bob the moo It took me a minute or two to get round to watching this first of the specials that will see David Tennant give up the role of Dr Who to a teenager who won the role in an online raffle. Anyway, I'm not a massive Who fan or anything so I only approach Planet of the Dead as a piece of entertainment and, if it can entertain me then it is god enough for me. As it is though this special just seemed like it was in some sort of holding pattern in almost every regard. In terms of building up to Tennant's exit, it doesn't do anything other than end with a cryptic warning of the future but it is in the rest of the special where the "doing the basics to pass the time" aspect comes over.The plot is a bit like Pitch Black but of course this is a Saturday evening family piece of entertainment so the darker, more thriller stuff is limited to what kids can cope. This is not a massive problem but it is when you temper it with so much noisy and silly stuff that it prevents the adults accepting it as well. This happens here as we have the usual "big, colourful" Doctor doing his stuff but too much silliness, weak comedy and daft action sequences that lack a reason to care or believe – they all pile up and the end result is a special that will work best for children and not the family as a whole. Things get a bit better in the second half as the creatures are introduced but even then the colourful spectacle of it all takes precedence over the rest.
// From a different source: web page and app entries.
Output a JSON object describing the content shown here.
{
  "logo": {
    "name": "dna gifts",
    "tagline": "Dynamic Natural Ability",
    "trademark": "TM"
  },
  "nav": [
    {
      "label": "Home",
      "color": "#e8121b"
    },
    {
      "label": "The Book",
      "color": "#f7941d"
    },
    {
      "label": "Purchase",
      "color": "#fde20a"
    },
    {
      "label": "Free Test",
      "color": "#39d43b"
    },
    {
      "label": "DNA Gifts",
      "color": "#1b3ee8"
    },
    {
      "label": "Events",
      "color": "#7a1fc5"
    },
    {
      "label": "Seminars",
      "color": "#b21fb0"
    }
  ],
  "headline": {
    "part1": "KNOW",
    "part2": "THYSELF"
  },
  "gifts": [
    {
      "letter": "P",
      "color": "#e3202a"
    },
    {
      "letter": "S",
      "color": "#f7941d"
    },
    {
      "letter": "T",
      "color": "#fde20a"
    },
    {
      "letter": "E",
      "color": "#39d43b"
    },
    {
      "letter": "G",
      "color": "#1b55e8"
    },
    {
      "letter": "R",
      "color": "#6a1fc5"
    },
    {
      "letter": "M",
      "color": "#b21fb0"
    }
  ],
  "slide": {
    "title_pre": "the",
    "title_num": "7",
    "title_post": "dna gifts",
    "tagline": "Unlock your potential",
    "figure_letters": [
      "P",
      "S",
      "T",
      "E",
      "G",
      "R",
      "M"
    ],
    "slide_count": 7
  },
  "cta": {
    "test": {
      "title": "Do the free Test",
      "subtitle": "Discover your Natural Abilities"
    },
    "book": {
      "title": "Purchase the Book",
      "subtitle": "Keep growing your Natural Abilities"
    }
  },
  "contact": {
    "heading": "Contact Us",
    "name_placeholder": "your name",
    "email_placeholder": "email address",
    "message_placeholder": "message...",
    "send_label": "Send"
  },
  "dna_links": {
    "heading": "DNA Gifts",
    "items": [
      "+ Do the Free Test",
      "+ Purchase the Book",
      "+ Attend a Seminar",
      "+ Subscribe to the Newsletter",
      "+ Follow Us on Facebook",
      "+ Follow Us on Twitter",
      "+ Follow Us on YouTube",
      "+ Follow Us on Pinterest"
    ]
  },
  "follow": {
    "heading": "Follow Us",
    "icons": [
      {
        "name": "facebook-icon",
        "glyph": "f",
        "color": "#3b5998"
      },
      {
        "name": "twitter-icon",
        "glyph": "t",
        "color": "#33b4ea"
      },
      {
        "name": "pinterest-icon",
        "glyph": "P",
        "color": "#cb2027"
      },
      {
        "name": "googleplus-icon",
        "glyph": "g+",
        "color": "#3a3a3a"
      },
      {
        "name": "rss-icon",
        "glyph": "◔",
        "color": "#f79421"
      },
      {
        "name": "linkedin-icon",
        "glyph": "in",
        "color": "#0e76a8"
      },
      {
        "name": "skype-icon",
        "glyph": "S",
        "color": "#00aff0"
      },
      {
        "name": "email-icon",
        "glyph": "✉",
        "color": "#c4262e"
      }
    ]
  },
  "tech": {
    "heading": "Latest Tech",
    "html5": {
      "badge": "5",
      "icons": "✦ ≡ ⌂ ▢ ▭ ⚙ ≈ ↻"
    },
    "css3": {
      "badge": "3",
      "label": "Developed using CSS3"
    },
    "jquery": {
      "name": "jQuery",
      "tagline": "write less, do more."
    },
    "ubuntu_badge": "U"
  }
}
This in turn produces those terrible "cringe" moments that Doctor Who has occasionally – moments that remind you that this is not a massive American production but a BBC Wales production aimed at the Saturday evening telly crowd.Indeed on such "moment" is all through the special, and that is the presence of Michelle Ryan. Fresh from her attempts to break America (how she got the opportunities she got mystifies me), Ryan attempts to be light, flirty fun while delivering an action character. The problem is that she never feels natural doing it at all. She attempts to match Tennant's larger-than-life approach but she hasn't got the acting skills nor the charisma to make it work and she ends up coming over either wooden or like she is overacting in a "big smile, lots of teeth" way. Tennant is his usual solid self and matches the "fun" approach of the special even if he doesn't have much else to do here aside from the usual running and shouting stuff. Evans is amusing but a bit too obvious while Dumezweni, Kaluuya, Ames, Thomas and others are all TV-standard.Overall, Planet of the Dead will suffice for those younger viewers of Dr Who as it produces the standard requirements of the show. However for the casual viewer it will unavoidably come over as overly noisy, colourful and all a bit silly. As a "holding" film then I suppose it does the job, but the next few specials will need to step up their game somewhat as this is the sort of special/episode that you can forgive as the exception, not as the norm.